I got these today. They were sold simply as "Widow's Mites" which should be a lepton minted by Alexander Jannaeus, King (and Priest I think) of Judaea, 103 - 76 B.C.  Right?

I am not sure this is a Lepton or a Prutahs either. Any thoughts?

Dale

Figleaf

Congratulations, Dale. They are not easy to come by in recognisable condition. I tried hard to fit whatever I could read into the legend. My best guess (not very good) for the letters on the larger piece is alexANDer (keep in mind that the letters are Greek.)

Peter
An unidentified coin is a piece of metal. An identified coin is a piece of history.

Prosit

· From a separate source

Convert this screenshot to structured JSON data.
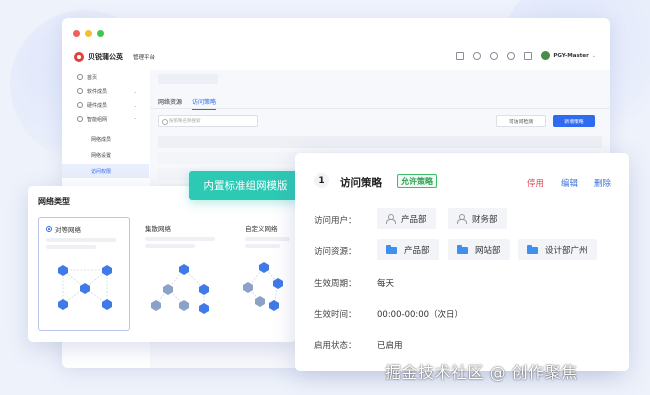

The one on the left weighs 0.38g and the one on the right weighs 1.57g. maybe both are leptons.

Dale

Arminius

The most reputable experts call them Lepton - but you cal also find them called Prutah in lists.
They usually show very incomplete lettering on a much too small flan.



Judaea, Hasmonian Kingdom, Alexander Jannaeus (Yehonatan), Jerusalem mint, 103-76 BC.,
Æ Lepton (14-15 mm / 2,26 g), bronze,
Obv.: BA[ΣIΛE]ΩΣ AΛEΞANΔΡOΥ , ("of King Alexander"), anchor inside dotted circle .
Rev.: eight ray star surrounded by diadem (or wheel), [Hebrew inscription "HaMelech Yehonatan", "Yehonatan the king" between rays].
Hendin GBC4 469 ; Hendin GBC5 1150 ; TJC group K ; Meshorer: AJC 1, group Ca.

:)

Prosit

Here is one I got the other day. It is a Alexander Jannaeus coin but that is all I know. It is 1.92g.
Please excuse the orientation, I don't know which way is up  :)
Dale

Arminius

Rotate them both a little bit left.

The left one about 20° so the cornucopia points up, the right pic about 40-50° so the ribbons of the wreath hang down at the bottom.

:)